The concept of a minimal, complete, and verifiable example is actually pretty tricky. It's entirely learnable, and most experienced Stack Overflow users have probably internalized it, but it's still probably more complicated than the things most people are here to ask questions about.
The help page is longer than most answers, and it still doesn't cover all the nuances; for example, it's not obvious how much of the original purpose of your program needs to be visible in a MCVE, and feedback on this aspect can be confusing ("not minimal" when a user keeps too much context and "why are you even doing this" when they discard it).
A better intro experience for new users can help with this, as can a better "ask question" workflow, but those only come into play once a user is probably already frustrated by another problem. I think people would learn more effectively with an earlier introduction.
Can we do anything to start introducing people to the concept before they even want to ask a question? They wouldn't have to learn it on that first introduction, but just having exposure can help.
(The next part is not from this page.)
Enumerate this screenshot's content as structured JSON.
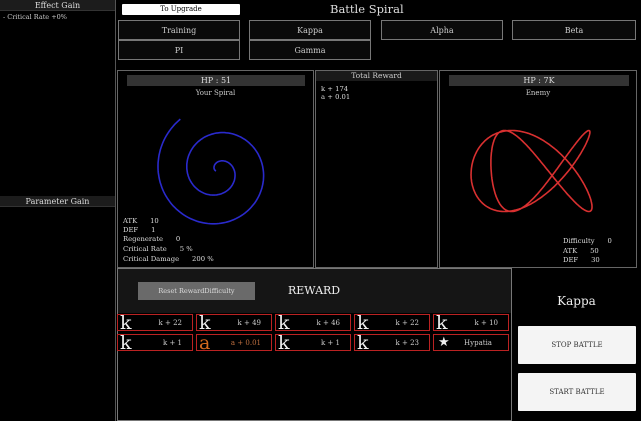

Perhaps do something so when people come to Stack Overflow through Google and see a MCVE in an existing question, the MCVE traits and their benefits are more obvious? Or even something that doesn't involve the core Q&A site, if the SO team can find some other project to work it into? As individuals, we can spread the idea to our colleagues as a useful skill for solo debugging, but there are limits to how much we can do as individuals.